(VOL) Don’t know1%
(n)(501)

22.In the past week, have you been contacted by a political campaign via phone, text or email urging you to vote or support a particular candidate? [If YES: How many times has this happened in the past week – more than once a day, about once a day, or less often?]

REGISTERED VOTERSOct.
2020
Yes, more than once a day31%
Yes, about once a day24%
Yes, less often13%
(VOL) Yes, but not sure how often1%
No, have not been contacted29%
(VOL) Don’t know1%
(n)(501)

METHODOLOGY

The Monmouth University Poll was sponsored and conducted by the Monmouth University Polling Institute from October 15 to 19, 2020 with a statewide random sample of 501 Iowa voters drawn from a list of registered voters. This includes 213 contacted by a live interviewer on a landline telephone and 288 contacted by a live interviewer on a cell phone, in English. Monmouth is responsible for all aspects of the survey design, data weighting and analysis. The full sample is weighted for party registration, age, gender, race, education, and region based on state voter registration list information and U.S. Census information (CPS 2018 supplement). Data collection support provided by Braun Research (field) and Aristotle (voter sample). For results based on the full voter sample, one can say with 95% confidence that the error attributable to sampling has a maximum margin of plus or minus 4.4 percentage points (unadjusted for sample design). Sampling error can be larger for sub-groups (see table below). In addition to sampling error, one should bear in mind that question wording and practical difficulties in conducting surveys can introduce error or bias into the findings of opinion polls.

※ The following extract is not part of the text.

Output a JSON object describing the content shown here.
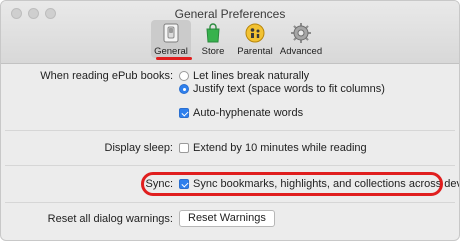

DEMOGRAPHICS (weighted)
REGISTERED VOTERS
 
Party Registration
34% Republican
32% Other/none
34% Democrat
 
Self-Reported Party
36% Republican
37% Independent
27% Democrat
 
49% Male
51% Female
 
22% 18-34
23% 35-49
26% 50-64
29% 65+
 
91% White, non-Hispanic
  3% Black
  4% Hispanic
  1% Asian
  1% Other
 
68% No degree
32% 4 year degree

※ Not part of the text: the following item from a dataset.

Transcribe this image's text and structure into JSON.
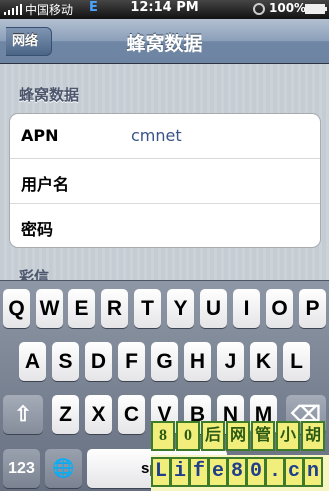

Click on pdf file link below for full methodology and crosstabs by key demographic groups.

Download this Poll Report with crosstabs